··· The data ···

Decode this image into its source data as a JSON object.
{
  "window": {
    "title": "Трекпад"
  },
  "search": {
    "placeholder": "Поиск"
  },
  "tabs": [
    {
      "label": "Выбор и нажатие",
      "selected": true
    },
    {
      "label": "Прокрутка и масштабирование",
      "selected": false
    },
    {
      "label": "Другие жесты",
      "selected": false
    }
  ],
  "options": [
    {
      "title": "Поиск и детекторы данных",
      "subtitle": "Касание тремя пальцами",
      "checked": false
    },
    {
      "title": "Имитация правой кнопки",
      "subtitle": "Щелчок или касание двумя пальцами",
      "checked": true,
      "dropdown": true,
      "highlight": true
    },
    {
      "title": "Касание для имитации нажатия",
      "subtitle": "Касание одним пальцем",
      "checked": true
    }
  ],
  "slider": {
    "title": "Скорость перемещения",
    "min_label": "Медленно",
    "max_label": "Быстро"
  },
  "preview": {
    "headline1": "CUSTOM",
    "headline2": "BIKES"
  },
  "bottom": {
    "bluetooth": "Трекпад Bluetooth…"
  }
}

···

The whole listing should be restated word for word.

* **Your solution**:
Decode this image into its source data as a JSON object.
{
  "window": {
    "title": "Трекпад"
  },
  "search": {
    "placeholder": "Поиск"
  },
  "tabs": [
    {
      "label": "Выбор и нажатие",
      "selected": true
    },
    {
      "label": "Прокрутка и масштабирование",
      "selected": false
    },
    {
      "label": "Другие жесты",
      "selected": false
    }
  ],
  "options": [
    {
      "title": "Поиск и детекторы данных",
      "subtitle": "Касание тремя пальцами",
      "checked": false
    },
    {
      "title": "Имитация правой кнопки",
      "subtitle": "Щелчок или касание двумя пальцами",
      "checked": true,
      "dropdown": true,
      "highlight": true
    },
    {
      "title": "Касание для имитации нажатия",
      "subtitle": "Касание одним пальцем",
      "checked": true
    }
  ],
  "slider": {
    "title": "Скорость перемещения",
    "min_label": "Медленно",
    "max_label": "Быстро"
  },
  "preview": {
    "headline1": "CUSTOM",
    "headline2": "BIKES"
  },
  "bottom": {
    "bluetooth": "Трекпад Bluetooth…"
  }
}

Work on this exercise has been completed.